U.S. SECURITIES AND EXCHANGE COMMISSION
Litigation Release No. 19636 / April 3, 2006
SEC v. Alexander J. Yaroshinsky, Civil Action No. 06CV2401 (S.D.N.Y., filed March 28, 2006)
Federal Court Issues Preliminary Injunction Order Against Alexander J. Yaroshinsky
The United States Securities and Exchange Commission announced that on March 31, 2006, the Honorable Judge Richard C. Casey, a federal judge in the Southern District of New York, entered a preliminary injunction order, by consent, against Alexander J. Yaroshinsky, Vice President of Biostatistics and Clinical Operations at California-based Connetics Corp. The preliminary injunction will continue to restrain Yaroshinsky from violating certain antifraud provisions of the federal securities laws. Also by consent, Judge Casey ordered that Yaroshinsky's assets remain frozen subject to carve-outs for specified expenses until further notice, and granted other relief. The preliminary injunction order continues the relief originally obtained on March 28, 2006, in response to the Commission's emergency civil injunctive action that sought a temporary restraining order, an order freezing assets, disgorgement and civil penalties, and other relief against Yaroshinsky based on his alleged violations of the federal securities laws.
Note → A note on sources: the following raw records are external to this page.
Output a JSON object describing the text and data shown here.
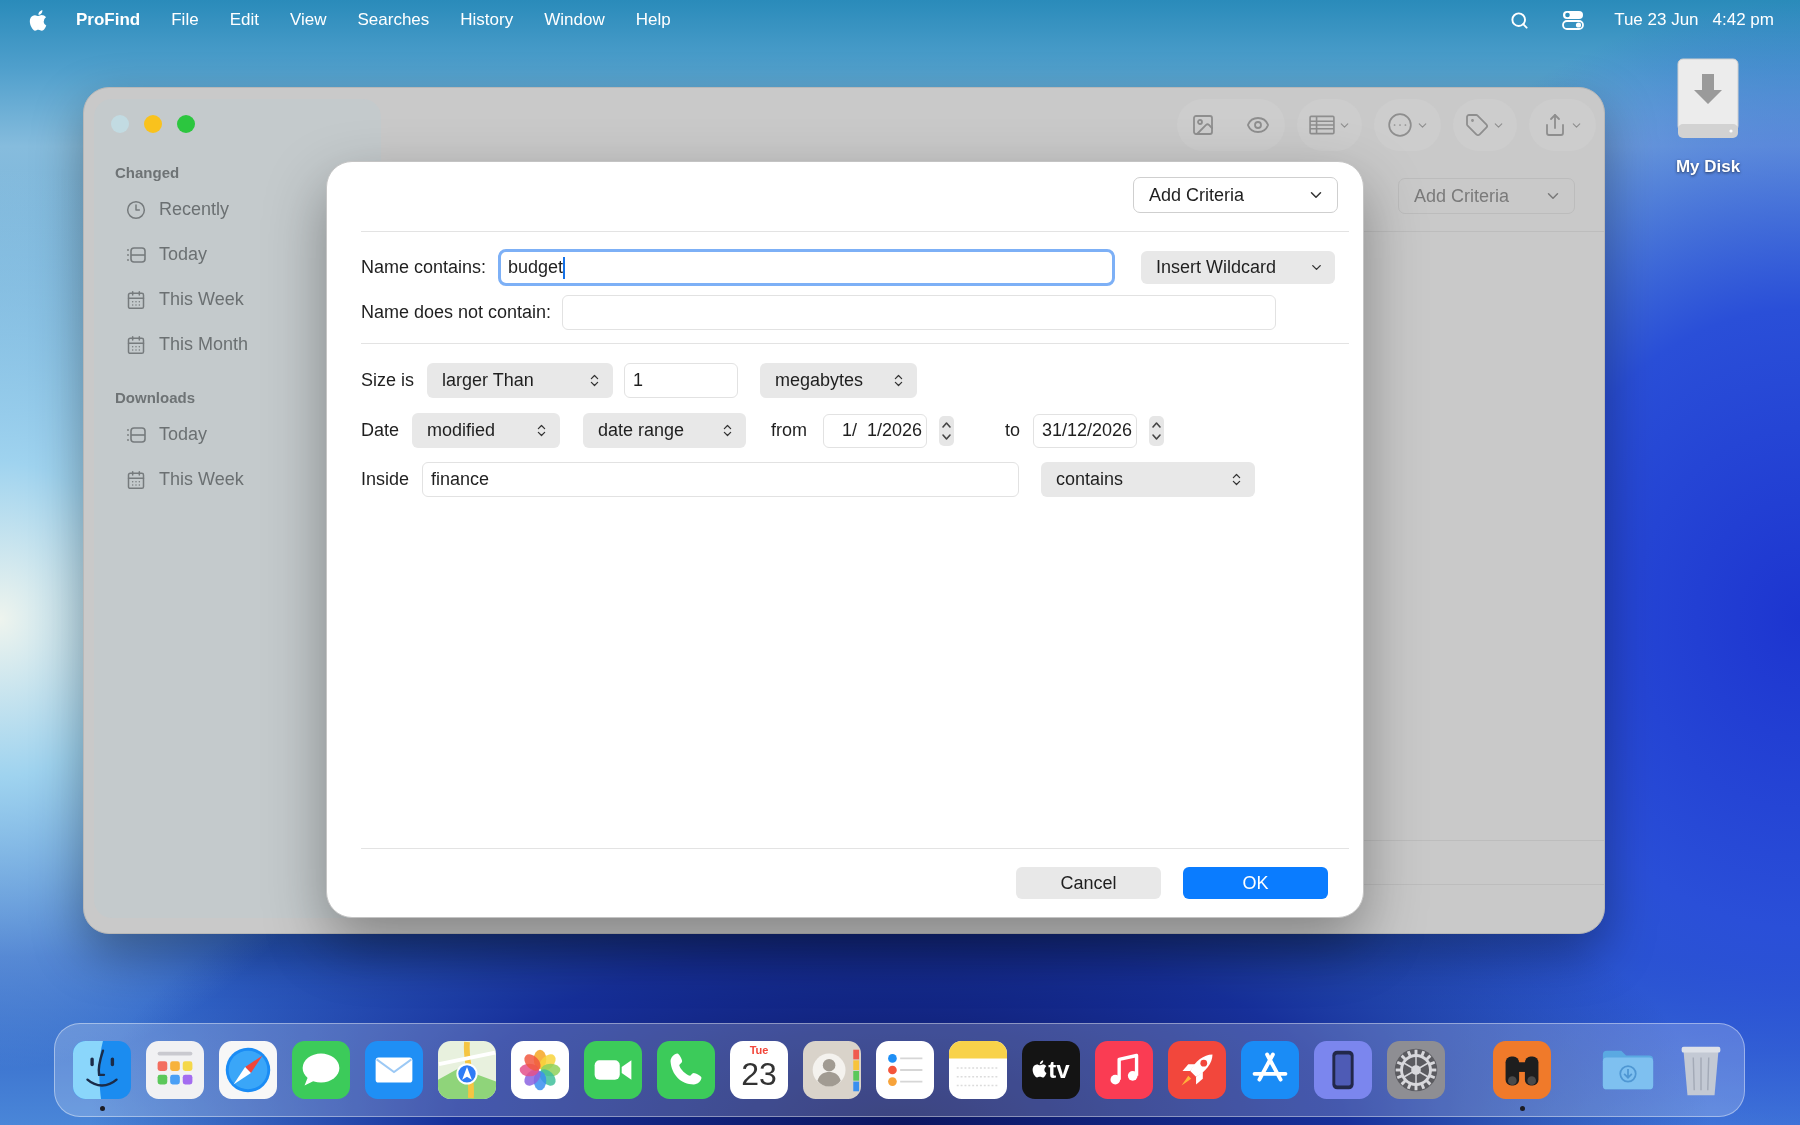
{
  "menu_bar": {
    "app_name": "ProFind",
    "menus": [
      "File",
      "Edit",
      "View",
      "Searches",
      "History",
      "Window",
      "Help"
    ],
    "date": "Tue 23 Jun",
    "time": "4:42 pm"
  },
  "desktop_icons": [
    {
      "label": "My Disk"
    }
  ],
  "window": {
    "sidebar": {
      "sections": [
        {
          "title": "Changed",
          "items": [
            {
              "label": "Recently",
              "kind": "clock",
              "selected": false
            },
            {
              "label": "Today",
              "kind": "list",
              "selected": false
            },
            {
              "label": "This Week",
              "kind": "calendar",
              "selected": false
            },
            {
              "label": "This Month",
              "kind": "calendar",
              "selected": false
            }
          ]
        },
        {
          "title": "Downloads",
          "items": [
            {
              "label": "Today",
              "kind": "list",
              "selected": false
            },
            {
              "label": "This Week",
              "kind": "calendar",
              "selected": false
            }
          ]
        }
      ]
    },
    "criteria_button": "Add Criteria"
  },
  "dialog": {
    "criteria_button": "Add Criteria",
    "name_contains": {
      "label": "Name contains:",
      "value": "budget",
      "focused": true
    },
    "wildcard_button": "Insert Wildcard",
    "name_excludes": {
      "label": "Name does not contain:"
    },
    "size": {
      "label": "Size is",
      "comparison": "larger Than",
      "value": "1",
      "unit": "megabytes"
    },
    "date": {
      "label": "Date",
      "attribute": "modified",
      "mode": "date range",
      "from_label": "from",
      "from": "1/  1/2026",
      "to_label": "to",
      "to": "31/12/2026"
    },
    "inside": {
      "label": "Inside",
      "value": "finance",
      "match": "contains"
    },
    "buttons": [
      {
        "label": "Cancel",
        "kind": "secondary"
      },
      {
        "label": "OK",
        "kind": "primary"
      }
    ]
  },
  "dock": {
    "groups": [
      {
        "items": [
          {
            "kind": "face",
            "running": true
          },
          {
            "kind": "grid",
            "running": false
          },
          {
            "kind": "compass",
            "running": false
          },
          {
            "kind": "bubble",
            "running": false
          },
          {
            "kind": "envelope",
            "running": false
          },
          {
            "kind": "map",
            "running": false
          },
          {
            "kind": "flower",
            "running": false
          },
          {
            "kind": "camera",
            "running": false
          },
          {
            "kind": "phone",
            "running": false
          },
          {
            "kind": "calendar",
            "running": false,
            "weekday": "Tue",
            "day": "23"
          },
          {
            "kind": "contact",
            "running": false
          },
          {
            "kind": "checklist",
            "running": false
          },
          {
            "kind": "notepad",
            "running": false
          },
          {
            "kind": "tv",
            "running": false,
            "label": "tv"
          },
          {
            "kind": "music",
            "running": false
          },
          {
            "kind": "rocket",
            "running": false
          },
          {
            "kind": "appstore",
            "running": false
          },
          {
            "kind": "device",
            "running": false
          },
          {
            "kind": "gear",
            "running": false
          }
        ]
      },
      {
        "items": [
          {
            "kind": "binoculars",
            "running": true
          }
        ]
      },
      {
        "items": [
          {
            "kind": "folder",
            "running": false
          },
          {
            "kind": "trash",
            "running": false
          }
        ]
      }
    ]
  }
}
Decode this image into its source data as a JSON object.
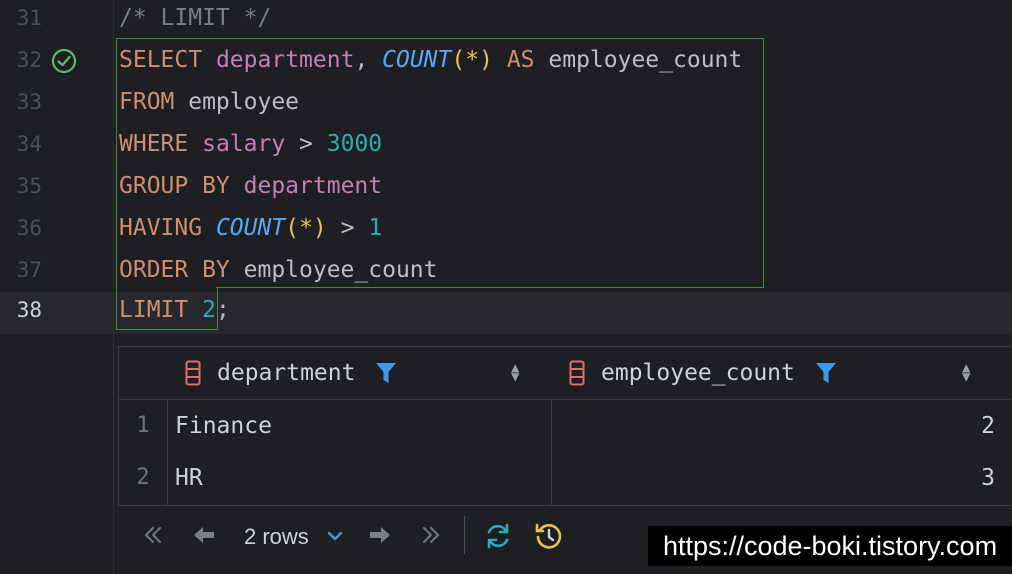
{
  "editor": {
    "lines": [
      {
        "num": "31",
        "parts": [
          {
            "t": "/* LIMIT */",
            "c": "cmt"
          }
        ]
      },
      {
        "num": "32",
        "parts": [
          {
            "t": "SELECT",
            "c": "kw"
          },
          {
            "t": " "
          },
          {
            "t": "department",
            "c": "col"
          },
          {
            "t": ", "
          },
          {
            "t": "COUNT",
            "c": "fn"
          },
          {
            "t": "(",
            "c": "paren"
          },
          {
            "t": "*",
            "c": "paren"
          },
          {
            "t": ")",
            "c": "paren"
          },
          {
            "t": " "
          },
          {
            "t": "AS",
            "c": "kw"
          },
          {
            "t": " employee_count"
          }
        ]
      },
      {
        "num": "33",
        "parts": [
          {
            "t": "FROM",
            "c": "kw"
          },
          {
            "t": " employee"
          }
        ]
      },
      {
        "num": "34",
        "parts": [
          {
            "t": "WHERE",
            "c": "kw"
          },
          {
            "t": " "
          },
          {
            "t": "salary",
            "c": "col"
          },
          {
            "t": " > "
          },
          {
            "t": "3000",
            "c": "num"
          }
        ]
      },
      {
        "num": "35",
        "parts": [
          {
            "t": "GROUP BY",
            "c": "kw"
          },
          {
            "t": " "
          },
          {
            "t": "department",
            "c": "col"
          }
        ]
      },
      {
        "num": "36",
        "parts": [
          {
            "t": "HAVING",
            "c": "kw"
          },
          {
            "t": " "
          },
          {
            "t": "COUNT",
            "c": "fn"
          },
          {
            "t": "(",
            "c": "paren"
          },
          {
            "t": "*",
            "c": "paren"
          },
          {
            "t": ")",
            "c": "paren"
          },
          {
            "t": " > "
          },
          {
            "t": "1",
            "c": "num"
          }
        ]
      },
      {
        "num": "37",
        "parts": [
          {
            "t": "ORDER BY",
            "c": "kw"
          },
          {
            "t": " employee_count"
          }
        ]
      },
      {
        "num": "38",
        "parts": [
          {
            "t": "LIMIT",
            "c": "kw"
          },
          {
            "t": " "
          },
          {
            "t": "2",
            "c": "num"
          },
          {
            "t": ";"
          }
        ]
      }
    ],
    "current_line": "38"
  },
  "results": {
    "columns": [
      {
        "name": "department"
      },
      {
        "name": "employee_count"
      }
    ],
    "rows": [
      {
        "num": "1",
        "department": "Finance",
        "employee_count": "2"
      },
      {
        "num": "2",
        "department": "HR",
        "employee_count": "3"
      }
    ]
  },
  "toolbar": {
    "rows_label": "2 rows",
    "icons": [
      "first-page-icon",
      "prev-page-icon",
      "next-page-icon",
      "last-page-icon",
      "refresh-icon",
      "history-icon"
    ]
  },
  "watermark": "https://code-boki.tistory.com",
  "colors": {
    "keyword": "#cf8e6d",
    "column": "#c77dbb",
    "function": "#56a8f5",
    "number": "#2aacb8",
    "check": "#5fb865",
    "accent": "#3d9be9"
  }
}
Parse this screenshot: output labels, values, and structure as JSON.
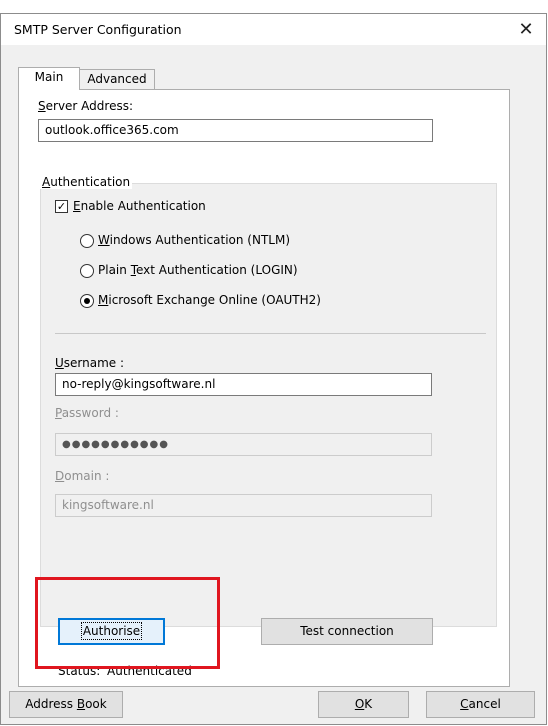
{
  "window": {
    "title": "SMTP Server Configuration",
    "close_glyph": "✕"
  },
  "tabs": [
    {
      "label": "Main",
      "active": true
    },
    {
      "label": "Advanced",
      "active": false
    }
  ],
  "server_address": {
    "label_prefix": "S",
    "label_rest": "erver Address:",
    "value": "outlook.office365.com"
  },
  "authentication": {
    "group_prefix": "A",
    "group_rest": "uthentication",
    "enable_prefix": "E",
    "enable_rest": "nable Authentication",
    "enable_checked": true,
    "check_glyph": "✓",
    "options": [
      {
        "pre": "",
        "u": "W",
        "post": "indows Authentication (NTLM)",
        "selected": false
      },
      {
        "pre": "Plain ",
        "u": "T",
        "post": "ext Authentication (LOGIN)",
        "selected": false
      },
      {
        "pre": "",
        "u": "M",
        "post": "icrosoft Exchange Online (OAUTH2)",
        "selected": true
      }
    ],
    "username_prefix": "U",
    "username_rest": "sername :",
    "username_value": "no-reply@kingsoftware.nl",
    "password_prefix": "P",
    "password_rest": "assword :",
    "password_value": "●●●●●●●●●●●",
    "domain_prefix": "D",
    "domain_rest": "omain :",
    "domain_value": "kingsoftware.nl"
  },
  "buttons": {
    "authorise": "Authorise",
    "test_connection": "Test connection",
    "address_book_pre": "Address ",
    "address_book_u": "B",
    "address_book_post": "ook",
    "ok_u": "O",
    "ok_post": "K",
    "cancel_u": "C",
    "cancel_post": "ancel"
  },
  "status": {
    "label": "Status:",
    "value": "Authenticated"
  },
  "colors": {
    "highlight": "#e0161f",
    "focus": "#0078d7"
  }
}
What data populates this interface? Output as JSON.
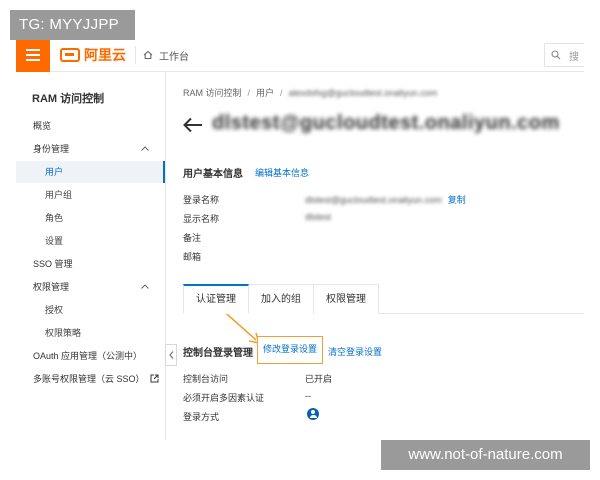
{
  "watermarks": {
    "top": "TG: MYYJJPP",
    "bottom": "www.not-of-nature.com"
  },
  "topbar": {
    "brand": "阿里云",
    "workbench": "工作台",
    "search_placeholder": "搜"
  },
  "sidebar": {
    "title": "RAM 访问控制",
    "items": [
      {
        "label": "概览",
        "level": 1
      },
      {
        "label": "身份管理",
        "level": 1,
        "expanded": true
      },
      {
        "label": "用户",
        "level": 2,
        "active": true
      },
      {
        "label": "用户组",
        "level": 2
      },
      {
        "label": "角色",
        "level": 2
      },
      {
        "label": "设置",
        "level": 2
      },
      {
        "label": "SSO 管理",
        "level": 1
      },
      {
        "label": "权限管理",
        "level": 1,
        "expanded": true
      },
      {
        "label": "授权",
        "level": 2
      },
      {
        "label": "权限策略",
        "level": 2
      },
      {
        "label": "OAuth 应用管理（公测中）",
        "level": 1
      },
      {
        "label": "多账号权限管理（云 SSO）",
        "level": 1,
        "external": true
      }
    ]
  },
  "breadcrumb": {
    "root": "RAM 访问控制",
    "section": "用户",
    "current": "alexdsfsg@gucloudtest.onaliyun.com"
  },
  "user": {
    "title": "dlstest@gucloudtest.onaliyun.com"
  },
  "basic_info": {
    "heading": "用户基本信息",
    "edit_label": "编辑基本信息",
    "fields": [
      {
        "label": "登录名称",
        "value": "dlstest@gucloudtest.onaliyun.com",
        "action": "复制"
      },
      {
        "label": "显示名称",
        "value": "dlstest"
      },
      {
        "label": "备注",
        "value": ""
      },
      {
        "label": "邮箱",
        "value": ""
      }
    ]
  },
  "tabs": [
    {
      "label": "认证管理",
      "active": true
    },
    {
      "label": "加入的组"
    },
    {
      "label": "权限管理"
    }
  ],
  "console_login": {
    "heading": "控制台登录管理",
    "modify_label": "修改登录设置",
    "clear_label": "清空登录设置",
    "rows": [
      {
        "label": "控制台访问",
        "value": "已开启"
      },
      {
        "label": "必须开启多因素认证",
        "value": "--"
      },
      {
        "label": "登录方式",
        "value": ""
      }
    ]
  },
  "colors": {
    "brand": "#ff6a00",
    "link": "#0070cc",
    "highlight_box": "#f0a030"
  }
}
The Commission continues to seek, among other things, a permanent injunction, disgorgement of ill-gotten gains plus pre-judgment interest, and civil money penalties.
The Commission's complaint alleges that Yaroshinsky, who participated in tests which led the FDA to ultimately conclude that the drug was "unsafe for use," learned the FDA's preliminary views with respect to the cancer tests in an April 13, 2005 call with the FDA. Shortly thereafter, Yaroshinsky positioned himself to profit from a fall in the price of Connetics' stock. In accounts he controlled, Yaroshinsky sold 15,100 previously acquired Connetics shares, and bought 2,076 put contracts which gave him the right to sell Connetics shares at a fixed price and profit when the shares fell below that price. Ultimately, on June 13, 2005, when news of the non-approval was made public, Connetics' share price fell 27% and Yaroshinsky reaped a benefit of at least $680,000.
The preliminary injunction enjoins Yaroshinsky from violating Section 10(b) of the Securities Exchange Act of 1934 (Exchange Act) and Rule 10b-5 thereunder. Yaroshinsky consented to the preliminary injunction, continued asset freeze, and other relief, without admitting or denying the SEC's allegations.